▸ **SOURCE DATA**:
=======

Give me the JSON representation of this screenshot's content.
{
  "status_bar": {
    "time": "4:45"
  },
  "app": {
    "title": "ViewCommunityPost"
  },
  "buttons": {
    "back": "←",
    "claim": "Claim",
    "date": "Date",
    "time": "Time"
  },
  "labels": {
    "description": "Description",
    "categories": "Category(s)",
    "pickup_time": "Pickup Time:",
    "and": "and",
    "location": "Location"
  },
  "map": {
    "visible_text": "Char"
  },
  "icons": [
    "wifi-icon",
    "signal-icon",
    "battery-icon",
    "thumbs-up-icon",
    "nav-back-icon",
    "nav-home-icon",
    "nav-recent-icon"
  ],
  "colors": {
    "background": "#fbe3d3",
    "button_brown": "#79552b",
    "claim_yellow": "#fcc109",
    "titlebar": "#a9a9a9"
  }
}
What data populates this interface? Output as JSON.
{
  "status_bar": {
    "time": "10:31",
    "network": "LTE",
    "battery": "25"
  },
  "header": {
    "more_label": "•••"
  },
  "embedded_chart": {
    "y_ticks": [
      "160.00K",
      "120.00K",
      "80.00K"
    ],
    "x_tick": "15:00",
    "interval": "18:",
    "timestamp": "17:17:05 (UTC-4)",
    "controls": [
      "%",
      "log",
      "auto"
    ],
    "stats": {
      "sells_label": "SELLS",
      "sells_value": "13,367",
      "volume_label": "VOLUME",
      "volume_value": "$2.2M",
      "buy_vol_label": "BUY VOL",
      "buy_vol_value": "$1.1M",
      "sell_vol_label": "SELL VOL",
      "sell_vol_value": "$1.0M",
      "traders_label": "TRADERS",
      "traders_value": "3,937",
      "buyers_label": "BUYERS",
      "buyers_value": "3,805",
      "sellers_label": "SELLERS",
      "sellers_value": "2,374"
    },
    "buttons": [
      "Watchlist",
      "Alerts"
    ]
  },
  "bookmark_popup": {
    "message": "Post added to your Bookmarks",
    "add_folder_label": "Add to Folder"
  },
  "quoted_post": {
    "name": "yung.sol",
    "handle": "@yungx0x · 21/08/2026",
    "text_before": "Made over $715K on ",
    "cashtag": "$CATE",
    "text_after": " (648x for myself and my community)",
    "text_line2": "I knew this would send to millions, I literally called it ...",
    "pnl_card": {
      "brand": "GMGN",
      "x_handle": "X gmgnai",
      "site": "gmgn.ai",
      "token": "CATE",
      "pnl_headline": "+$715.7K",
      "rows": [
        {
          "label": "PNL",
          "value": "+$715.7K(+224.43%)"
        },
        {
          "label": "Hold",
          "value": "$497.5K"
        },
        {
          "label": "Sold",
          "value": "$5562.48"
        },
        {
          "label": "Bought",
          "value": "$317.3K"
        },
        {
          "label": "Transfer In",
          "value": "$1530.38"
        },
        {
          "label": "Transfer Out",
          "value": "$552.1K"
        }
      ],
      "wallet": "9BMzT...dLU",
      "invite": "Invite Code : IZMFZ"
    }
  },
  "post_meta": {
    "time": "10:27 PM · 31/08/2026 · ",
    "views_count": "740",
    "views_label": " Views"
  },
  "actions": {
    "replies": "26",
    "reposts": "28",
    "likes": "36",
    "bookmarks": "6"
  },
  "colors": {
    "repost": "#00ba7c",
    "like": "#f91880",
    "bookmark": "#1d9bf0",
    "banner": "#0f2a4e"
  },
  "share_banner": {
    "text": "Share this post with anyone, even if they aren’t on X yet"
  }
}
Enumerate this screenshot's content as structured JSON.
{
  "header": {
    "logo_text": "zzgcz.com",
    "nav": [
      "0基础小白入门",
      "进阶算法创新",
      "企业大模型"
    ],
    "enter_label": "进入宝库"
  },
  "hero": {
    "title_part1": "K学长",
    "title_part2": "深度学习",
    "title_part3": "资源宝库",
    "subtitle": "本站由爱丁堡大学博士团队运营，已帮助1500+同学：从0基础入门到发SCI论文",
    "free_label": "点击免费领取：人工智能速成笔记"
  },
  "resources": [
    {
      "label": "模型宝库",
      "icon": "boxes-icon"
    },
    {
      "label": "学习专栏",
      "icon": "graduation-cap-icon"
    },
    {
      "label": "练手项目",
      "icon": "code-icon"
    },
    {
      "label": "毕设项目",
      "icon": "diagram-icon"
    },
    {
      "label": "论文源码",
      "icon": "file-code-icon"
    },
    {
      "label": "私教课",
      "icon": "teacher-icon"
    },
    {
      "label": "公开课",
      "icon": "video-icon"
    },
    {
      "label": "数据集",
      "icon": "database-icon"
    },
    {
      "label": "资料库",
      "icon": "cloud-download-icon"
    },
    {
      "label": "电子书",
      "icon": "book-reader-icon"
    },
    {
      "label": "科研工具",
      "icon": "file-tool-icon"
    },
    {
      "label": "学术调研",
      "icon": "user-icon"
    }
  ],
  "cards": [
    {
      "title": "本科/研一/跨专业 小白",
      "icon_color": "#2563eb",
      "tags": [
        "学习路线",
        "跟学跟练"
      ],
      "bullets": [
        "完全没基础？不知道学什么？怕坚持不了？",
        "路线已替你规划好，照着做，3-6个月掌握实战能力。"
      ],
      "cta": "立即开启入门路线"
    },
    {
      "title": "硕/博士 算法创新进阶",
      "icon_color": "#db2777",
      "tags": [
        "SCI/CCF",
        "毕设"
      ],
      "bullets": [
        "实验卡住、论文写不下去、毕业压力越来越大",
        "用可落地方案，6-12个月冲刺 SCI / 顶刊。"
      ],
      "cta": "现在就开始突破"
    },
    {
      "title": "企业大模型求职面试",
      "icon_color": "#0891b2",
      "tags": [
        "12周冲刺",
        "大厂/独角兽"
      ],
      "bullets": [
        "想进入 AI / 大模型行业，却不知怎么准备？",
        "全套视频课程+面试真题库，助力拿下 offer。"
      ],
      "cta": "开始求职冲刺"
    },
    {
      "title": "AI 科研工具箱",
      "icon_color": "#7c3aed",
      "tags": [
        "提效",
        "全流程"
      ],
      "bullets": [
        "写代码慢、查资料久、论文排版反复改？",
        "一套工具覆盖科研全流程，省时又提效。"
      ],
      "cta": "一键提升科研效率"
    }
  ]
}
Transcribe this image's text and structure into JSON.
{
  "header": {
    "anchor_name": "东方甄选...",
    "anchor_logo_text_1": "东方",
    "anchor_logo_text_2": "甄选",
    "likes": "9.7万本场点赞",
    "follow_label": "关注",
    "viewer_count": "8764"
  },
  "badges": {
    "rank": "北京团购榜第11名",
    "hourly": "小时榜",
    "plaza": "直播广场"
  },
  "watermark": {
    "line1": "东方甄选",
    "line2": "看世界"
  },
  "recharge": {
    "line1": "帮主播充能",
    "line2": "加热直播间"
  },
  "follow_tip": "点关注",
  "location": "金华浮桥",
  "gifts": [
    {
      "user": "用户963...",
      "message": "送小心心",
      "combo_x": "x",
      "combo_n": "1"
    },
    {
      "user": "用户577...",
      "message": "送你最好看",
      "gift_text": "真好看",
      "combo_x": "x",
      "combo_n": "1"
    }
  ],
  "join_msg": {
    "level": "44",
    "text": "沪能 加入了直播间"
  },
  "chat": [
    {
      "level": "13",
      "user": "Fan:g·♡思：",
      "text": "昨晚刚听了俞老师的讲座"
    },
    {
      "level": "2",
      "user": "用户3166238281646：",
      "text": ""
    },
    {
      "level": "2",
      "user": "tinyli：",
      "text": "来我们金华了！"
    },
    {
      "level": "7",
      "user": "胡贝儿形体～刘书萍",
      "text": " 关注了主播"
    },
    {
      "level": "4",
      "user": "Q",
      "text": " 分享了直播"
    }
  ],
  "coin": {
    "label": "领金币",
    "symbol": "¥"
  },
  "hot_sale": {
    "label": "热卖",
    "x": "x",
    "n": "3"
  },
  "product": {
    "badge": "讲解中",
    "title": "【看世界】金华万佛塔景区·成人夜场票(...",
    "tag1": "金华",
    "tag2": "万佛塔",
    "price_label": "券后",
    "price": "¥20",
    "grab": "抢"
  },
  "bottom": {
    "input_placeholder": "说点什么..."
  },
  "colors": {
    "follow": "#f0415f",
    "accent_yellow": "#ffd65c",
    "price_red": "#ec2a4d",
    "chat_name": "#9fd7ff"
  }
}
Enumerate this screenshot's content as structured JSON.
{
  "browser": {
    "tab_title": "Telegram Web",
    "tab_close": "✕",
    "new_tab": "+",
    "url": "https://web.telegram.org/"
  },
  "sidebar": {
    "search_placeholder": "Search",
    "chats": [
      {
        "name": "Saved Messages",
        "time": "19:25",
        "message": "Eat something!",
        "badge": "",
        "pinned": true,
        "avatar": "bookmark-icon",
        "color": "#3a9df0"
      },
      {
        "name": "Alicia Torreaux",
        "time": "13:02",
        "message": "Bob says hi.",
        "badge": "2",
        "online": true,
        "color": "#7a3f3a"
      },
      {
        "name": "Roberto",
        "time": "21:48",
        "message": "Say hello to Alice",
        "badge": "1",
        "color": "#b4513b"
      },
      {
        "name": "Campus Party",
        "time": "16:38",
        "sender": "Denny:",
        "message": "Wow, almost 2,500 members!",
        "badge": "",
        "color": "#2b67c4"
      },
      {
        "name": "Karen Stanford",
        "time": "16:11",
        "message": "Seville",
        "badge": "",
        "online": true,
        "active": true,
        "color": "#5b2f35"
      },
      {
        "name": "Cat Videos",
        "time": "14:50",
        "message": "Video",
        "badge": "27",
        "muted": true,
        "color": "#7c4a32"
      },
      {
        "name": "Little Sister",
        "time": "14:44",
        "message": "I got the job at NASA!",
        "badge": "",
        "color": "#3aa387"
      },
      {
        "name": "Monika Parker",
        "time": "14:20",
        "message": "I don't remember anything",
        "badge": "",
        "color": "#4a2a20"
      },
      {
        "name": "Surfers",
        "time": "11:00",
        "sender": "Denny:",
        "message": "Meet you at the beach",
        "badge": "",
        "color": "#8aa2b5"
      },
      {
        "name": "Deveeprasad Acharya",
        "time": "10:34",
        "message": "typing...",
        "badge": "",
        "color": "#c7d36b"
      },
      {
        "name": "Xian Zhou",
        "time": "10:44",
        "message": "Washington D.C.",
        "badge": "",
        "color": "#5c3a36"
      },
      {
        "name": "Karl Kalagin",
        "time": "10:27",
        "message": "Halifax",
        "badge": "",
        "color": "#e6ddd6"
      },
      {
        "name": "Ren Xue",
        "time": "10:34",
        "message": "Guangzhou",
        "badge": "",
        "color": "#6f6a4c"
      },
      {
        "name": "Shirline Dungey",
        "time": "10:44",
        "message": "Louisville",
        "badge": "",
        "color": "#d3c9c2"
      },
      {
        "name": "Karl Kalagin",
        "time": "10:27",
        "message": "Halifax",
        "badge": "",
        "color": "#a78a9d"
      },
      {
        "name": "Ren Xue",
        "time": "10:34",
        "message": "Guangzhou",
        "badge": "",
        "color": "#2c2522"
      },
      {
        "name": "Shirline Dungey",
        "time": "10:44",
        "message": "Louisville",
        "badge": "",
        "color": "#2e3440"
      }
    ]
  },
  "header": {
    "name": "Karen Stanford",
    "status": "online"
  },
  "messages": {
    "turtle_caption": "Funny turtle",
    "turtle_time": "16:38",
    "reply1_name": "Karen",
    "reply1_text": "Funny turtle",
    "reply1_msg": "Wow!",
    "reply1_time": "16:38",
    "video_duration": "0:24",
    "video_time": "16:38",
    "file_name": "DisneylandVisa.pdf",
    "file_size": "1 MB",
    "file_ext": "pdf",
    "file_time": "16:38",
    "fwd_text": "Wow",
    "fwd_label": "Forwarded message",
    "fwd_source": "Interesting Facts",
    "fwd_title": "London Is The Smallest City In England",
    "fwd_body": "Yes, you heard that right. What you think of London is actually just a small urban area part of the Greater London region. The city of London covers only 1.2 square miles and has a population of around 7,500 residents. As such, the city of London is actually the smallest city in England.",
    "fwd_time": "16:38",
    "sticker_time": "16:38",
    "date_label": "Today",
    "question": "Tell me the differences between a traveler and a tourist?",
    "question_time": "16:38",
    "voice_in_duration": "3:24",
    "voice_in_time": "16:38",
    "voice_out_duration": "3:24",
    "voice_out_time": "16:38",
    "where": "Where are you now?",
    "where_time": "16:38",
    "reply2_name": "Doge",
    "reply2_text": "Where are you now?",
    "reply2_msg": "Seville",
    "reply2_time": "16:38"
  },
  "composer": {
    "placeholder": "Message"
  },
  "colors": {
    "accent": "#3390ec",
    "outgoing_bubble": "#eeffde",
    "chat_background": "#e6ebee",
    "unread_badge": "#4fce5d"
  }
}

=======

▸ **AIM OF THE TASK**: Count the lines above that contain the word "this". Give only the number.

▸ **WRITTEN ANSWER**: 7